In large bowl, mix parsley, chives, and tarragon. Sprinkle all but 1 tablespoon of mixed herbs over salmon. Roast salmon for about 15 minutes, or until cooked to medium-rare doneness so it is slightly rosy in center. Remove from oven.

Meanwhile, whisk remaining 4 tablespoons oil, shallots, lemon zest, and juice into remaining mixed herbs. Season dressing to taste with salt and pepper. Toss mixed greens with 2 tablespoons of dressing. Drizzle remaining dressing over and around salmon and beets and serve greens alongside.

Per serving

“Fettuccine with Shrimp and Fresh Tomato Sauce” and “Grilled Zucchini with Basil and Balsamic Vinegar” are excerpted from What’s For Dinner? by Curtis Stone. Copyright ©2013 by Curtis Stone. “Roasted Salmon and Beets with Herb Vinaigrette” is excerpted from Good Food, Good Life by Curtis Stone. Copyright © 2015 by Curtis Stone. Excerpted by permission of Ballantine Books, a division of Random House LLC. All rights reserved. No part of this excerpt may be reproduced or reprinted without permission in writing from the publisher.

This article is an expanded version of the interview that appears in the September/October 2018 issue of The Saturday Evening Post. Subscribe to the magazine for more art, inspiring stories, fiction, humor, and features from our archives.

Cartoons: Cooking

Great cartoons spanning 40 years to give you food for thought—and a laugh, of course.

"I want my mother!"  from May 1959

"I want my mother!"
May 1959

"Now tell me you had this for lunch."  May/Jun 1995

"Now tell me you had this for lunch."
May/Jun 1995

"Mom said for you to wash up for dinner…and then to cook it."  Mar/Apr 1997

"Mom said for you to wash up for dinner…
and then to cook it."
Mar/Apr 1997

"That's the last time I try cooking something from scratch." Sep/Oct 1997

"That's the last time I try
cooking something from scratch."
Sep/Oct 1997

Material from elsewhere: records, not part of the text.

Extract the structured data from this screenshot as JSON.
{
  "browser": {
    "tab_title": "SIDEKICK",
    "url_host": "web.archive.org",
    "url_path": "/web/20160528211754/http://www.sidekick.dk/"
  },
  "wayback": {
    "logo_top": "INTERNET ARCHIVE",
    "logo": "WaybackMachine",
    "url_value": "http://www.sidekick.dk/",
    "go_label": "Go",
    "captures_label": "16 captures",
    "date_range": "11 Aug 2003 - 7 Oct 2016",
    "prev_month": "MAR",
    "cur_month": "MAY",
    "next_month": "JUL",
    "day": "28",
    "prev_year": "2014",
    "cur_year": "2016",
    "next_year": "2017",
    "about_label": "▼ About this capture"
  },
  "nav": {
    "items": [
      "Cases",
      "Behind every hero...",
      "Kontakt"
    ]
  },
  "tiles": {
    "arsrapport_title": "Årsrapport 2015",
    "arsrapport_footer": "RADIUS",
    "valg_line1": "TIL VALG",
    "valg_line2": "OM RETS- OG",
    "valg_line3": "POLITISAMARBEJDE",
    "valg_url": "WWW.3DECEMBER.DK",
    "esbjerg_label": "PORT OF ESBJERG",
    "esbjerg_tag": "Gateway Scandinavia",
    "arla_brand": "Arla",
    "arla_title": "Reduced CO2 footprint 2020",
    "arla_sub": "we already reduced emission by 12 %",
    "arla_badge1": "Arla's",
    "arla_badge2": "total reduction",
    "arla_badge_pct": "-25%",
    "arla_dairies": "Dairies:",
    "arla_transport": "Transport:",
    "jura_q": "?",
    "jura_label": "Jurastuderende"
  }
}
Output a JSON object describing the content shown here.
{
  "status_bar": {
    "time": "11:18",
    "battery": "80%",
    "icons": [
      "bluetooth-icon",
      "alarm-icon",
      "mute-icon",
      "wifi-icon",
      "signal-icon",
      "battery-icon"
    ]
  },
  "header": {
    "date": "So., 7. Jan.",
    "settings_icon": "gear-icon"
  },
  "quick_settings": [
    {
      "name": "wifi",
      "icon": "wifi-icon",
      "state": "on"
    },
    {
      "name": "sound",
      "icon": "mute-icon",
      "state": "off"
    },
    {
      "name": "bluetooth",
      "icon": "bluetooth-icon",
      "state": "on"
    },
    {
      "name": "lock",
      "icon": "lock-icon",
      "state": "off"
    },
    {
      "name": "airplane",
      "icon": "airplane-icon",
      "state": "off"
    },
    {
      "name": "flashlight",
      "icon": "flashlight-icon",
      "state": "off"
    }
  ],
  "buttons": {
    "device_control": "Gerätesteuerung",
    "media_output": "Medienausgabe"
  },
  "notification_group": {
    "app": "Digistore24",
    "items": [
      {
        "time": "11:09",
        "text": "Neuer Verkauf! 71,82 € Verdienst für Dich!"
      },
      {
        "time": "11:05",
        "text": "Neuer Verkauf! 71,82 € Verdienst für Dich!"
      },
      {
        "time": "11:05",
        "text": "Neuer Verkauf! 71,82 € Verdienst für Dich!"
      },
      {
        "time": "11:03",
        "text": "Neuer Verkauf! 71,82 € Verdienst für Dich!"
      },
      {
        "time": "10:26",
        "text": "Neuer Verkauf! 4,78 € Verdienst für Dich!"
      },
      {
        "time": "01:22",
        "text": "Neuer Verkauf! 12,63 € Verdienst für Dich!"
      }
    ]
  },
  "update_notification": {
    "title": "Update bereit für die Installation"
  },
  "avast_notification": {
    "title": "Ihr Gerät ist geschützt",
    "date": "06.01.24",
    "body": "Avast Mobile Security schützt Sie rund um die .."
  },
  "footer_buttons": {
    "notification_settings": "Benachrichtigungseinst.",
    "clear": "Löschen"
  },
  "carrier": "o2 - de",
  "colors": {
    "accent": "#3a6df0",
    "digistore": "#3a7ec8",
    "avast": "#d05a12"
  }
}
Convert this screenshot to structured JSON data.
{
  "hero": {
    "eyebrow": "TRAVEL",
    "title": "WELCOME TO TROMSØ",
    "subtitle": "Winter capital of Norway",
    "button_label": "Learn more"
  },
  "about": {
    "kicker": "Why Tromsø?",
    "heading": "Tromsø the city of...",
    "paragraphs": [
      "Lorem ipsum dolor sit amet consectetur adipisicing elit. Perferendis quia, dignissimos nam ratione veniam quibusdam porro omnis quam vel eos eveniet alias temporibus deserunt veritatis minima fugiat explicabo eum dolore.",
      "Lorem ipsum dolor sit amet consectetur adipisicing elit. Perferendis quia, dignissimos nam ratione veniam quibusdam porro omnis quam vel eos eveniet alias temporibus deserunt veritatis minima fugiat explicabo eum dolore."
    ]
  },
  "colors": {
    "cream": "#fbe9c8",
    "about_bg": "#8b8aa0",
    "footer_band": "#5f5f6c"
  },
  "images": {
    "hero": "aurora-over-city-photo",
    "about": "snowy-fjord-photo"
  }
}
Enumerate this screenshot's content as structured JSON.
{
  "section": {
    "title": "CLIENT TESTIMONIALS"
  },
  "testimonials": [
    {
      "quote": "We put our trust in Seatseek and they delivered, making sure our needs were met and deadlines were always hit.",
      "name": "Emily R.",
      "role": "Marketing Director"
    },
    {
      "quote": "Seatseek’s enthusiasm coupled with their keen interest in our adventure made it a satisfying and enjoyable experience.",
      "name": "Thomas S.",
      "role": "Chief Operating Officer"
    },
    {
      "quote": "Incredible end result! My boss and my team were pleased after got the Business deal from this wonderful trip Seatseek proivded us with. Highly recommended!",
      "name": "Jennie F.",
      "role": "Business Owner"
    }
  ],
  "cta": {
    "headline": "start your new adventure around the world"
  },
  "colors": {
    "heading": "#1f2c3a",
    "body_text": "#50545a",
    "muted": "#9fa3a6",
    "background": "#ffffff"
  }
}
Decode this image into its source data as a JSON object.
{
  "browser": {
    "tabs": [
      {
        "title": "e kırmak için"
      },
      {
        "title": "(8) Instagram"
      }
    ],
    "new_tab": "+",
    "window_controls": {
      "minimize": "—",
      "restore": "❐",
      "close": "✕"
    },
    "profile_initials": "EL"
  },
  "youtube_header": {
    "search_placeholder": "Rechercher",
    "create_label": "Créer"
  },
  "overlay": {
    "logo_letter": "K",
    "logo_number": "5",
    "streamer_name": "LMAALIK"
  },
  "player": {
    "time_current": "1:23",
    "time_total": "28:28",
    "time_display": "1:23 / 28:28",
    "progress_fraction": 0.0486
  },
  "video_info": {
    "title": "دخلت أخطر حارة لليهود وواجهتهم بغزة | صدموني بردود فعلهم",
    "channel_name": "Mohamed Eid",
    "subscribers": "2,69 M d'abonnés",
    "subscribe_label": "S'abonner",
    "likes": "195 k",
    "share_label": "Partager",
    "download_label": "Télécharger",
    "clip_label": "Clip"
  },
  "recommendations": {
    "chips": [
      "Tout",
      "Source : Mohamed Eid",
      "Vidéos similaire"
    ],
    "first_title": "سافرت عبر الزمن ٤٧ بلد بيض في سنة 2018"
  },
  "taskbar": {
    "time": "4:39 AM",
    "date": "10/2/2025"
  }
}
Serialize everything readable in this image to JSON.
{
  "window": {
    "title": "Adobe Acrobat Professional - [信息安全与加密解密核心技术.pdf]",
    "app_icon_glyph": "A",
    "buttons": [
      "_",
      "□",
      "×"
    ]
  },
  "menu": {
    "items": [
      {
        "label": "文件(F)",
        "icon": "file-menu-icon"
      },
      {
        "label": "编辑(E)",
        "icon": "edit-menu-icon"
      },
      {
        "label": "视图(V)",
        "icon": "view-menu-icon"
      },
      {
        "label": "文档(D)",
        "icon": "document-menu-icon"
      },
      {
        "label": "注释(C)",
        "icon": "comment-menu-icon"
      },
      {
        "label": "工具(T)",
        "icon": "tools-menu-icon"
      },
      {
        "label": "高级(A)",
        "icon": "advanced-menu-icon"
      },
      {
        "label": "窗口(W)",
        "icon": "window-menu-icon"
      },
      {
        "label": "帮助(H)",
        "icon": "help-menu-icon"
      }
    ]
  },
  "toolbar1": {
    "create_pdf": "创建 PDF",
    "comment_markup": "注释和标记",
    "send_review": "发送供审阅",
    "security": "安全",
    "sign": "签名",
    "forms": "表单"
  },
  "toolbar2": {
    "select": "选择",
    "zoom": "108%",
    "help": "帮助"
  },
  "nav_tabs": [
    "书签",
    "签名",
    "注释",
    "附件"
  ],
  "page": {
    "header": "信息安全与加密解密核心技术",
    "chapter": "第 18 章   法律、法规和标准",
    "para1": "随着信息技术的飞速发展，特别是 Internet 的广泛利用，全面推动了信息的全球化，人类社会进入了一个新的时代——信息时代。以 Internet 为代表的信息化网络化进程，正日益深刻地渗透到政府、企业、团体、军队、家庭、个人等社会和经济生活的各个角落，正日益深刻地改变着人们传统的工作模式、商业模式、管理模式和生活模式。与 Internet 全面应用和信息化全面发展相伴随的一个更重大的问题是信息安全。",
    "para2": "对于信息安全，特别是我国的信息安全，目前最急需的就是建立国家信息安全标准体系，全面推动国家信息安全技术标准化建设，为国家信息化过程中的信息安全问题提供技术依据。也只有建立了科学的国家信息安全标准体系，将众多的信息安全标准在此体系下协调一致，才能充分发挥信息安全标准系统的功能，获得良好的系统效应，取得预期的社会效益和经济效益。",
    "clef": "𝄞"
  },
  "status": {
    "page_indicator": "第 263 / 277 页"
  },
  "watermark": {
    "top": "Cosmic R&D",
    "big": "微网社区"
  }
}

"Red or white wine with Presbyterian?" Fall 1972

"Red or white wine with Presbyterian?"
Fall 1972

"My husband ate my homework." Sept/Oct 1999

"My husband ate my homework."
Sep/Oct 1999